Data entries:
****************
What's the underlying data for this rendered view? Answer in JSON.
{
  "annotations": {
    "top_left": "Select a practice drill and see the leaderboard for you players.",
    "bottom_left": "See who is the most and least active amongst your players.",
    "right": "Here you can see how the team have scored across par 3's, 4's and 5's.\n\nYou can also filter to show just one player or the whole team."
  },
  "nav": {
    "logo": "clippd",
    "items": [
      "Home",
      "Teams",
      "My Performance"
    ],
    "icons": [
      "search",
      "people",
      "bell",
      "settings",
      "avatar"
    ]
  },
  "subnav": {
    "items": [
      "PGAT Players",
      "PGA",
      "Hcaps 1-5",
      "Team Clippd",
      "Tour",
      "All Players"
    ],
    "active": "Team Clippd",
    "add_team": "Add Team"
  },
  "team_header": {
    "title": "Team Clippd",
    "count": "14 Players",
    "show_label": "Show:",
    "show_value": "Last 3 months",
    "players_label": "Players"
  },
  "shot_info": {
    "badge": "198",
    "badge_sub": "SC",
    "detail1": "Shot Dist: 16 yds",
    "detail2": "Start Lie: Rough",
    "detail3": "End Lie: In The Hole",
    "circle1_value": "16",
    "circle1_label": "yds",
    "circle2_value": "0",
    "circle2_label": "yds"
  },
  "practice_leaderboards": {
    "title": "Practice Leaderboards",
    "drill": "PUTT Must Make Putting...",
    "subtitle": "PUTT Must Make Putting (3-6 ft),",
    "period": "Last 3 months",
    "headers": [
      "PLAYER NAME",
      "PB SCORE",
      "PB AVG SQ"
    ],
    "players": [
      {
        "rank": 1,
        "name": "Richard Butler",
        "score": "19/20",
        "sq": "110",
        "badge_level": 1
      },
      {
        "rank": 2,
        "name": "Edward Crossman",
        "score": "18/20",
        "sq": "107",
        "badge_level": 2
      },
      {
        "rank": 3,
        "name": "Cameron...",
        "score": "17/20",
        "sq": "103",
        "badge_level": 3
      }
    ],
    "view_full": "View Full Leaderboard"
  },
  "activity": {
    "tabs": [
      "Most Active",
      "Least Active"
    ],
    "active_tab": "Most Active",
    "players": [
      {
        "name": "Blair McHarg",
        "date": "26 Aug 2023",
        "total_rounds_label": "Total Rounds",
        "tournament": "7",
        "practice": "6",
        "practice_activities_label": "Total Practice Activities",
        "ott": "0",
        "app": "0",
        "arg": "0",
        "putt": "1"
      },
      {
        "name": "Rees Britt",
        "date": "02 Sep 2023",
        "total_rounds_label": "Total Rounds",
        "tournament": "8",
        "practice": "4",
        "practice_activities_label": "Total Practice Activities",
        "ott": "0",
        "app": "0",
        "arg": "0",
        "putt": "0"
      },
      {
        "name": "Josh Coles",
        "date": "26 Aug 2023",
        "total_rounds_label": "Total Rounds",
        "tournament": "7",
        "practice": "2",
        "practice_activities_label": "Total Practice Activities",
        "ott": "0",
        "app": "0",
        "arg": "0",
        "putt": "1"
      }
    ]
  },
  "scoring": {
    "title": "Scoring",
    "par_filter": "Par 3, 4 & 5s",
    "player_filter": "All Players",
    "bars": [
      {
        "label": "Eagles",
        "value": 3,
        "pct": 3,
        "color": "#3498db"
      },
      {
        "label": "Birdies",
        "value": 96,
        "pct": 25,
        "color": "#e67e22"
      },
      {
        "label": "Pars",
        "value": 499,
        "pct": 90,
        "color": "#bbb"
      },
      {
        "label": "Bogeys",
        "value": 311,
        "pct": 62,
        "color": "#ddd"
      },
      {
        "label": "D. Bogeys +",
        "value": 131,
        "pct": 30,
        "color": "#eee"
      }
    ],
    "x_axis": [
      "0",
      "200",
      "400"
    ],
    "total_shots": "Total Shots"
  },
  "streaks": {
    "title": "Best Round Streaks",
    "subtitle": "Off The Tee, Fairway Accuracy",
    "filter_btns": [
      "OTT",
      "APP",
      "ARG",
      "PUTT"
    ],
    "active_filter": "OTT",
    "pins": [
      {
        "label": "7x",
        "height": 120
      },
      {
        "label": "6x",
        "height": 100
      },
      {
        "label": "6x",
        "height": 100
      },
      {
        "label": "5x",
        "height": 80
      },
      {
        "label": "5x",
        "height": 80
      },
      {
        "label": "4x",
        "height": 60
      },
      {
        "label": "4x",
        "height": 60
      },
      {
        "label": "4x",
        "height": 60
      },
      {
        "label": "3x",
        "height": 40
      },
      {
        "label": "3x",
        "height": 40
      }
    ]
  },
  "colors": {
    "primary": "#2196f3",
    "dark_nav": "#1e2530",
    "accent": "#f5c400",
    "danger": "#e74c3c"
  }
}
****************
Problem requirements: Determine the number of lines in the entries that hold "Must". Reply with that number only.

Answer: 2